WHAT IS BEING ASKED - The listing below must be repeated word for word, without its pictures.

== GIVEN RECORDS ==

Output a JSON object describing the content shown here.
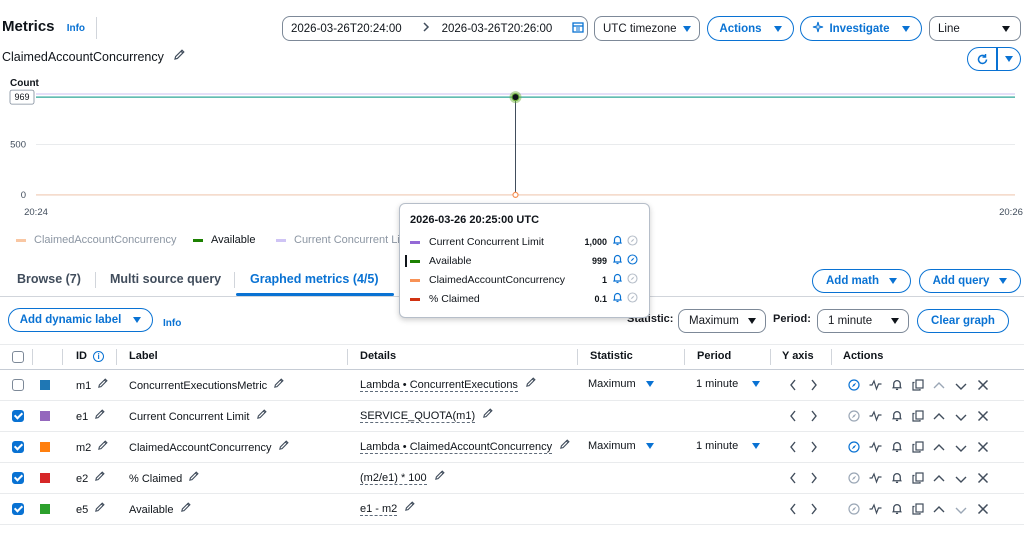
{
  "header": {
    "title": "Metrics",
    "info": "Info",
    "subtitle": "ClaimedAccountConcurrency",
    "time_start": "2026-03-26T20:24:00",
    "time_end": "2026-03-26T20:26:00",
    "timezone": "UTC timezone",
    "actions": "Actions",
    "investigate": "Investigate",
    "chart_type": "Line"
  },
  "chart_data": {
    "type": "line",
    "ylabel": "Count",
    "x_ticks": [
      "20:24",
      "20:26"
    ],
    "y_ticks": [
      0,
      500
    ],
    "ylim": [
      0,
      1000
    ],
    "highlighted_value_label": "969",
    "series": [
      {
        "name": "ClaimedAccountConcurrency",
        "color": "#f89256",
        "values": [
          1,
          1,
          1
        ]
      },
      {
        "name": "Available",
        "color": "#2ea597",
        "values": [
          969,
          969,
          969
        ]
      },
      {
        "name": "Current Concurrent Limit",
        "color": "#8c6ce0",
        "values": [
          1000,
          1000,
          1000
        ]
      }
    ]
  },
  "legend": [
    {
      "label": "ClaimedAccountConcurrency",
      "color": "#f89256"
    },
    {
      "label": "Available",
      "color": "#1d8102"
    },
    {
      "label": "Current Concurrent Li",
      "color": "#b7a8ef"
    }
  ],
  "tooltip": {
    "title": "2026-03-26 20:25:00 UTC",
    "rows": [
      {
        "label": "Current Concurrent Limit",
        "value": "1,000",
        "color": "#9469d6"
      },
      {
        "label": "Available",
        "value": "999",
        "color": "#1d8102"
      },
      {
        "label": "ClaimedAccountConcurrency",
        "value": "1",
        "color": "#f89256"
      },
      {
        "label": "% Claimed",
        "value": "0.1",
        "color": "#d13212"
      }
    ]
  },
  "tabs": [
    {
      "label": "Browse (7)"
    },
    {
      "label": "Multi source query"
    },
    {
      "label": "Graphed metrics (4/5)"
    }
  ],
  "toolbar": {
    "add_math": "Add math",
    "add_query": "Add query",
    "add_dynamic_label": "Add dynamic label",
    "info": "Info",
    "statistic_label": "Statistic:",
    "statistic_value": "Maximum",
    "period_label": "Period:",
    "period_value": "1 minute",
    "clear_graph": "Clear graph"
  },
  "table": {
    "headers": {
      "id": "ID",
      "label": "Label",
      "details": "Details",
      "statistic": "Statistic",
      "period": "Period",
      "yaxis": "Y axis",
      "actions": "Actions"
    },
    "rows": [
      {
        "id": "m1",
        "label": "ConcurrentExecutionsMetric",
        "details": "Lambda • ConcurrentExecutions",
        "statistic": "Maximum",
        "period": "1 minute",
        "checked": false,
        "color": "#1f77b4"
      },
      {
        "id": "e1",
        "label": "Current Concurrent Limit",
        "details": "SERVICE_QUOTA(m1)",
        "statistic": "",
        "period": "",
        "checked": true,
        "color": "#9467bd"
      },
      {
        "id": "m2",
        "label": "ClaimedAccountConcurrency",
        "details": "Lambda • ClaimedAccountConcurrency",
        "statistic": "Maximum",
        "period": "1 minute",
        "checked": true,
        "color": "#ff7f0e"
      },
      {
        "id": "e2",
        "label": "% Claimed",
        "details": "(m2/e1) * 100",
        "statistic": "",
        "period": "",
        "checked": true,
        "color": "#d62728"
      },
      {
        "id": "e5",
        "label": "Available",
        "details": "e1 - m2",
        "statistic": "",
        "period": "",
        "checked": true,
        "color": "#2ca02c"
      }
    ]
  }
}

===

RESULT FOR THIS EXERCISE -
Output a JSON object describing the content shown here.
{
  "header": {
    "title": "Metrics",
    "info": "Info",
    "subtitle": "ClaimedAccountConcurrency",
    "time_start": "2026-03-26T20:24:00",
    "time_end": "2026-03-26T20:26:00",
    "timezone": "UTC timezone",
    "actions": "Actions",
    "investigate": "Investigate",
    "chart_type": "Line"
  },
  "chart_data": {
    "type": "line",
    "ylabel": "Count",
    "x_ticks": [
      "20:24",
      "20:26"
    ],
    "y_ticks": [
      0,
      500
    ],
    "ylim": [
      0,
      1000
    ],
    "highlighted_value_label": "969",
    "series": [
      {
        "name": "ClaimedAccountConcurrency",
        "color": "#f89256",
        "values": [
          1,
          1,
          1
        ]
      },
      {
        "name": "Available",
        "color": "#2ea597",
        "values": [
          969,
          969,
          969
        ]
      },
      {
        "name": "Current Concurrent Limit",
        "color": "#8c6ce0",
        "values": [
          1000,
          1000,
          1000
        ]
      }
    ]
  },
  "legend": [
    {
      "label": "ClaimedAccountConcurrency",
      "color": "#f89256"
    },
    {
      "label": "Available",
      "color": "#1d8102"
    },
    {
      "label": "Current Concurrent Li",
      "color": "#b7a8ef"
    }
  ],
  "tooltip": {
    "title": "2026-03-26 20:25:00 UTC",
    "rows": [
      {
        "label": "Current Concurrent Limit",
        "value": "1,000",
        "color": "#9469d6"
      },
      {
        "label": "Available",
        "value": "999",
        "color": "#1d8102"
      },
      {
        "label": "ClaimedAccountConcurrency",
        "value": "1",
        "color": "#f89256"
      },
      {
        "label": "% Claimed",
        "value": "0.1",
        "color": "#d13212"
      }
    ]
  },
  "tabs": [
    {
      "label": "Browse (7)"
    },
    {
      "label": "Multi source query"
    },
    {
      "label": "Graphed metrics (4/5)"
    }
  ],
  "toolbar": {
    "add_math": "Add math",
    "add_query": "Add query",
    "add_dynamic_label": "Add dynamic label",
    "info": "Info",
    "statistic_label": "Statistic:",
    "statistic_value": "Maximum",
    "period_label": "Period:",
    "period_value": "1 minute",
    "clear_graph": "Clear graph"
  },
  "table": {
    "headers": {
      "id": "ID",
      "label": "Label",
      "details": "Details",
      "statistic": "Statistic",
      "period": "Period",
      "yaxis": "Y axis",
      "actions": "Actions"
    },
    "rows": [
      {
        "id": "m1",
        "label": "ConcurrentExecutionsMetric",
        "details": "Lambda • ConcurrentExecutions",
        "statistic": "Maximum",
        "period": "1 minute",
        "checked": false,
        "color": "#1f77b4"
      },
      {
        "id": "e1",
        "label": "Current Concurrent Limit",
        "details": "SERVICE_QUOTA(m1)",
        "statistic": "",
        "period": "",
        "checked": true,
        "color": "#9467bd"
      },
      {
        "id": "m2",
        "label": "ClaimedAccountConcurrency",
        "details": "Lambda • ClaimedAccountConcurrency",
        "statistic": "Maximum",
        "period": "1 minute",
        "checked": true,
        "color": "#ff7f0e"
      },
      {
        "id": "e2",
        "label": "% Claimed",
        "details": "(m2/e1) * 100",
        "statistic": "",
        "period": "",
        "checked": true,
        "color": "#d62728"
      },
      {
        "id": "e5",
        "label": "Available",
        "details": "e1 - m2",
        "statistic": "",
        "period": "",
        "checked": true,
        "color": "#2ca02c"
      }
    ]
  }
}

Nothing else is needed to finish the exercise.